5 Ways to Keep Your Cool on Race Day

Race season is upon us and all over the world people are gearing up for every race distance imaginable. From the 5th Avenue Mile to the many, many marathons and ultra marathons happening in the next few weeks, millions of runners will toe the line this Fall, all with the same thought, “Please let me finish.”

I’ve quoted him before, but I will do it again because I love this quote; Alberto Salazar says, “We are all cowards at the start line.” So true. I don’t know one person who gets to the start line of any race and isn’t a-flutter with nerves and itching to start. It’s normal. You’ve trained for weeks, months, sometimes years, and it’s all going to come down to how you do after that gun/air horn goes off. That’s terrifying.

Relax. Here are 5 ways to keep your cool as you make your way to the start line:

#1. Breathe. Deeply. Don’t underestimate the power of your breath to calm you down. If you find that your pulse is racing take a moment, sit down, close your eyes and take deep, even breaths until your heart rate comes down. No sense in wasting energy being nervous, right?

#2. Remain calm. Even if you’re freaking out in the inside, keep your physical self calm by walking around. Consciously relax your face, hands and shoulders. Tense muscles make for tense runners so do your best to chill out.

#3. Jog (slowly!) around your corral. I don’t mean for you to add on 3 more miles before your race, but warming up can help ease the jitters that come along with having too much adrenaline coursing through your veins while standing at a start line.

#4. Visualize your training runs. Remind yourself that you’ve done this distance (or close to this distance) on your training runs. Take a moment to sit down, close your eyes and visualize what one of the good training runs felt like. Easy, controlled, relaxed. Transfer that feeling into the present moment and take it with you to the start line.

#5. Trust your training. If all else fails and you’re still a ball of nerves at the start line, talk to yourself. Maybe not out loud, but tell yourself that your training is done and you’re going to go out and do your best. There’s nothing you can do once you get to the start line, it’s all in the training. Let go and trust yourself.

Have fun out there, everyone. Best of luck in your upcoming races. Stay cool, stay calm and try to enjoy the moment.

Now go out and run!

Making Every Run Count

You know those days when it’s all you can do to just make it out the door for a run? Yeah, everybody has days like those, even the best runners in the world have days like those. My gorgeous husband was just saying the other day that he didn’t want to go run but once he did, he knew he’d be fine. You know what? He was. And you will, too.

You see, even the I’m-barely-motivated-enough-to-get-myself-to-put-one-foot-in-front-of-the-other runs have a purpose.

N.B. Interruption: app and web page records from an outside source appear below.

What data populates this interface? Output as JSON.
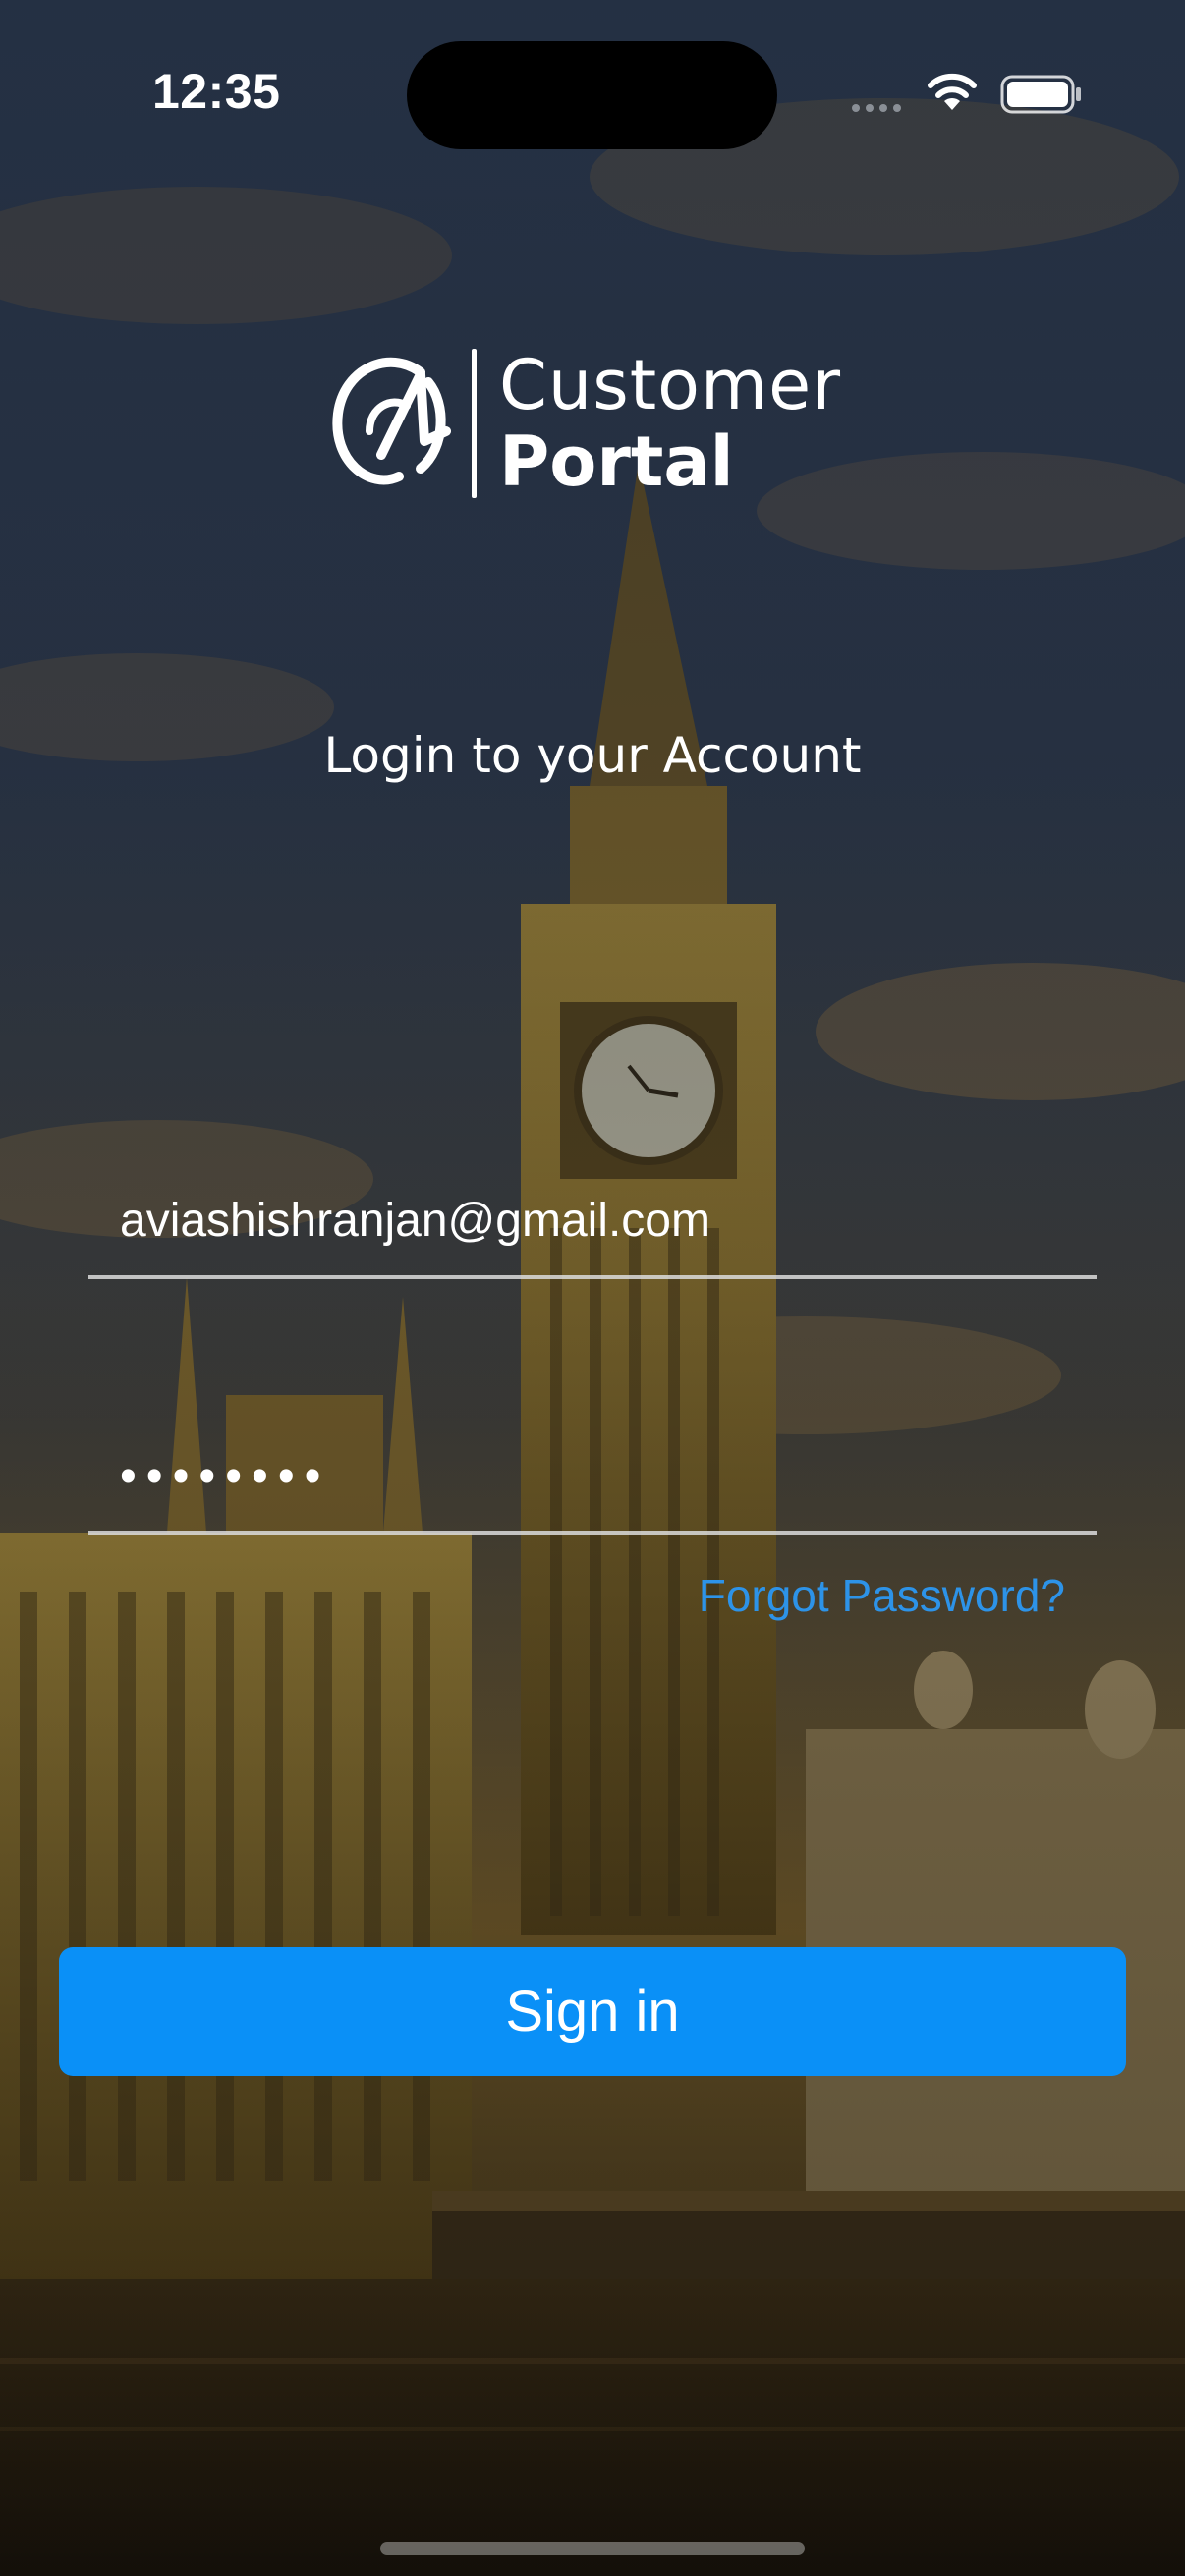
{
  "status_bar": {
    "time": "12:35"
  },
  "logo": {
    "line1": "Customer",
    "line2": "Portal"
  },
  "heading": "Login to your Account",
  "form": {
    "email_value": "aviashishranjan@gmail.com",
    "password_value": "••••••••"
  },
  "forgot_password": "Forgot Password?",
  "sign_in_label": "Sign in",
  "colors": {
    "accent": "#0a90f7",
    "link": "#2d93e8"
  }
}
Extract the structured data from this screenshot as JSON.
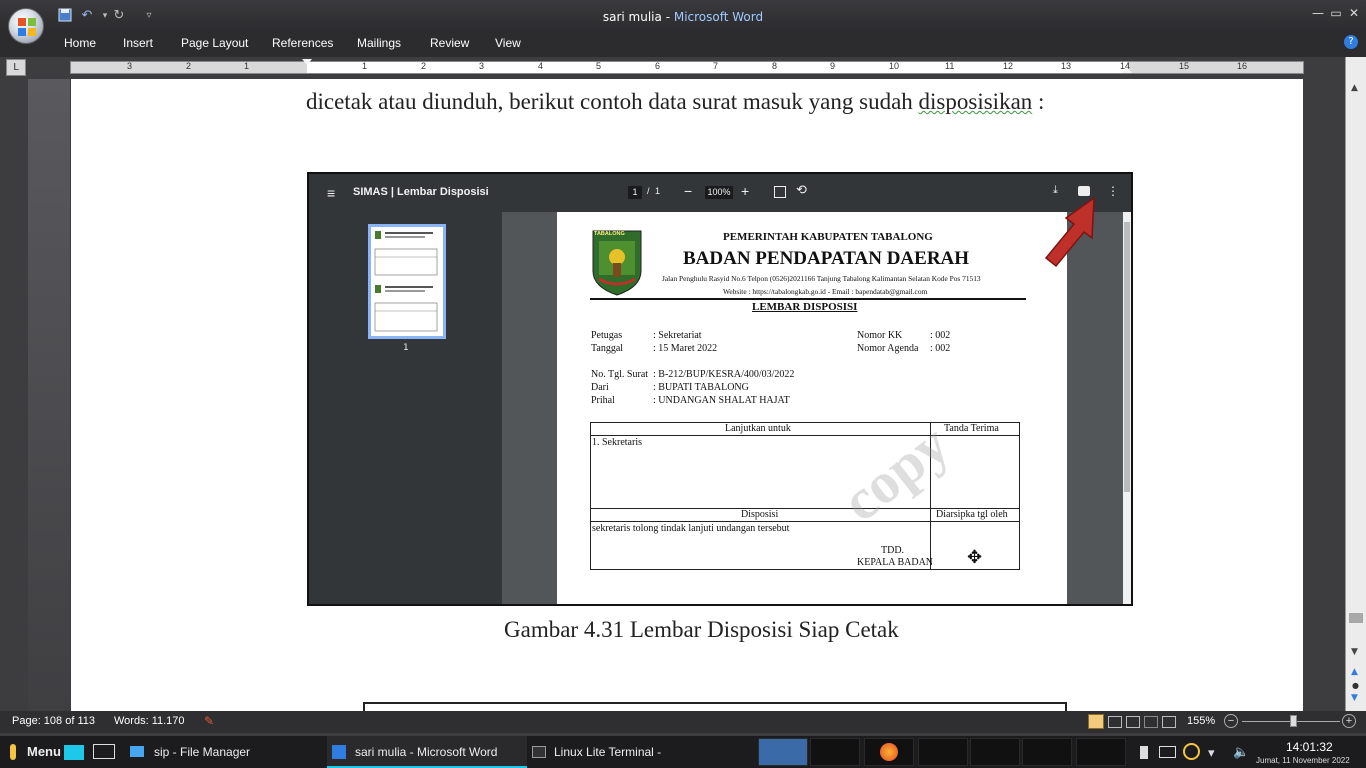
{
  "window": {
    "doc_name": "sari mulia",
    "separator": " - ",
    "app_name": "Microsoft Word"
  },
  "ribbon": {
    "tabs": [
      "Home",
      "Insert",
      "Page Layout",
      "References",
      "Mailings",
      "Review",
      "View"
    ]
  },
  "ruler": {
    "numbers": [
      "3",
      "2",
      "1",
      "1",
      "2",
      "3",
      "4",
      "5",
      "6",
      "7",
      "8",
      "9",
      "10",
      "11",
      "12",
      "13",
      "14",
      "15",
      "16"
    ]
  },
  "document": {
    "line_text_before": "dicetak atau diunduh, berikut contoh data surat masuk yang sudah ",
    "line_text_flagged": "disposisikan",
    "line_text_after": " :",
    "caption": "Gambar 4.31 Lembar Disposisi Siap Cetak"
  },
  "pdf_viewer": {
    "title": "SIMAS | Lembar Disposisi",
    "page_current": "1",
    "page_sep": "/",
    "page_total": "1",
    "zoom": "100%",
    "thumb_label": "1",
    "page": {
      "logo_text": "TABALONG",
      "gov": "PEMERINTAH KABUPATEN TABALONG",
      "agency": "BADAN PENDAPATAN DAERAH",
      "address": "Jalan Penghulu Rasyid No.6 Telpon (0526)2021166 Tanjung Tabalong Kalimantan Selatan Kode Pos 71513",
      "website": "Website : https://tabalongkab.go.id - Email : bapendatab@gmail.com",
      "doc_title": "LEMBAR DISPOSISI",
      "petugas_label": "Petugas",
      "petugas_value": ": Sekretariat",
      "tanggal_label": "Tanggal",
      "tanggal_value": ": 15 Maret 2022",
      "nomor_kk_label": "Nomor KK",
      "nomor_kk_value": ": 002",
      "nomor_agenda_label": "Nomor Agenda",
      "nomor_agenda_value": ": 002",
      "no_surat_label": "No. Tgl. Surat",
      "no_surat_value": ": B-212/BUP/KESRA/400/03/2022",
      "dari_label": "Dari",
      "dari_value": ": BUPATI TABALONG",
      "prihal_label": "Prihal",
      "prihal_value": ": UNDANGAN SHALAT HAJAT",
      "col_lanjutkan": "Lanjutkan untuk",
      "col_tanda": "Tanda Terima",
      "lanjutkan_item": "1. Sekretaris",
      "col_disposisi": "Disposisi",
      "col_diarsip": "Diarsipka tgl oleh",
      "disposisi_text": "sekretaris tolong tindak lanjuti undangan tersebut",
      "tdd": "TDD.",
      "kepala": "KEPALA BADAN",
      "watermark": "copy"
    }
  },
  "status_bar": {
    "page": "Page: 108 of 113",
    "words": "Words: 11.170",
    "zoom": "155%"
  },
  "taskbar": {
    "menu": "Menu",
    "tasks": [
      "sip - File Manager",
      "sari mulia - Microsoft Word",
      "Linux Lite Terminal -"
    ],
    "time": "14:01:32",
    "date": "Jumat, 11 November 2022"
  },
  "colors": {
    "accent": "#2f7de1",
    "arrow": "#c0302b",
    "spelling": "#3a9b3a"
  }
}
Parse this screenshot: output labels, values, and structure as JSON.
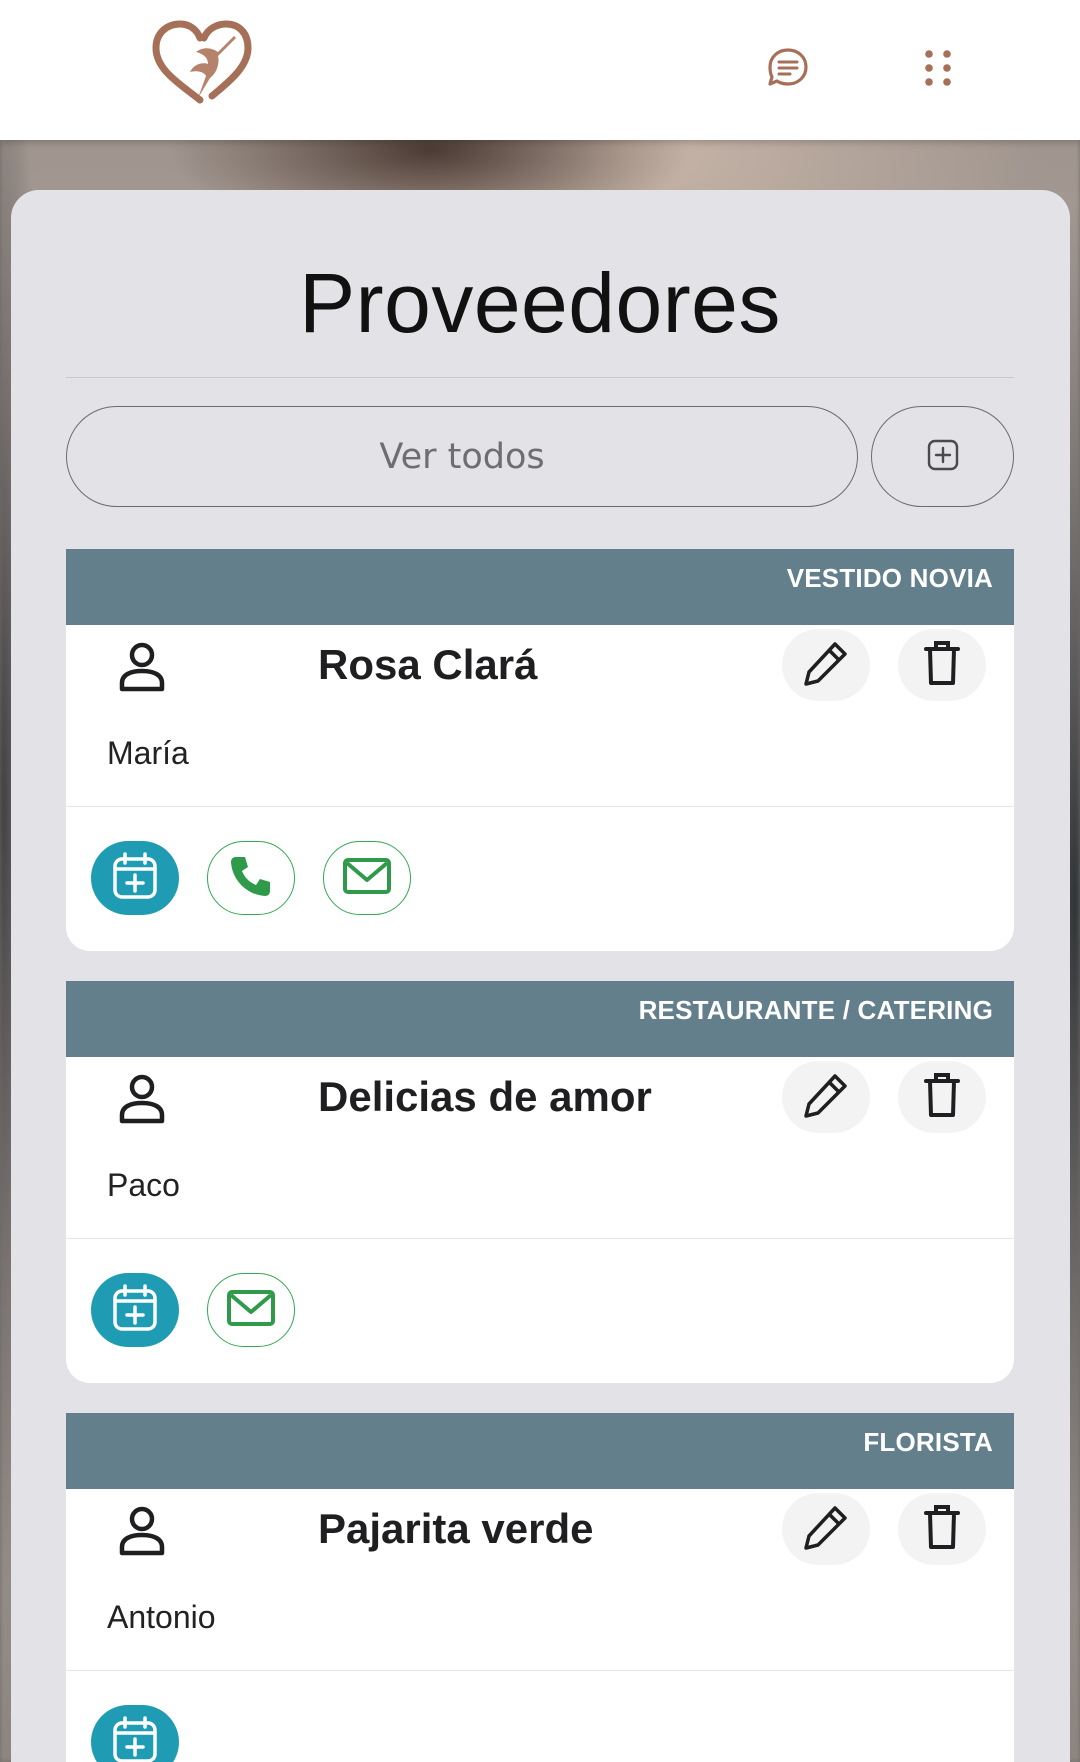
{
  "header": {
    "logo": "hummingbird-heart-logo",
    "icons": {
      "chat": "chat-bubble-icon",
      "menu": "dots-grid-icon"
    },
    "brand_color": "#a66f57"
  },
  "page": {
    "title": "Proveedores"
  },
  "filters": {
    "view_all_label": "Ver todos",
    "add_icon": "plus-square-icon"
  },
  "colors": {
    "category_bar": "#627f8b",
    "calendar_button": "#1f9bb3",
    "contact_green": "#34a853",
    "panel": "#e3e3e7"
  },
  "providers": [
    {
      "category": "VESTIDO NOVIA",
      "name": "Rosa Clará",
      "contact": "María",
      "actions": [
        "calendar",
        "phone",
        "email"
      ]
    },
    {
      "category": "RESTAURANTE / CATERING",
      "name": "Delicias de amor",
      "contact": "Paco",
      "actions": [
        "calendar",
        "email"
      ]
    },
    {
      "category": "FLORISTA",
      "name": "Pajarita verde",
      "contact": "Antonio",
      "actions": [
        "calendar"
      ]
    }
  ]
}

And sometimes you might surprise yourself and end up having a super-speedy awesome run without planning on it. Every run counts in the grand scheme of things and the benefits are different for each of them.

Long Runs: Build endurance, log miles, catch up with a friend, clear your head.

Tempo Runs: Build speed, challenge your body, feel like you kicked your own butt.

Hill Repeats: Build strength, learn to appreciate the flat road, see how far you can go before you barf.

Easy Shake-Out Run: Promote muscular healing, enjoy your run, avoid prolonged soreness.

Five-Miler You Barely Made It Through AND Super-fast 20 Minute Treadmill Run: Ego boost, calorie burner, feel that sense of accomplishment.

You see? No matter how much time you have or how many miles you cover, each run can benefit you in the long run. So next time you’re thinking about throwing away a run because you only have half an hour, DON’T. Use every second of that half hour to put your heart into your workout. Remind yourself that, even though you think it’s pointless to go slog out a run, you can make every single run count, all you have to do is take the first step.

What are you waiting for? Go out and run!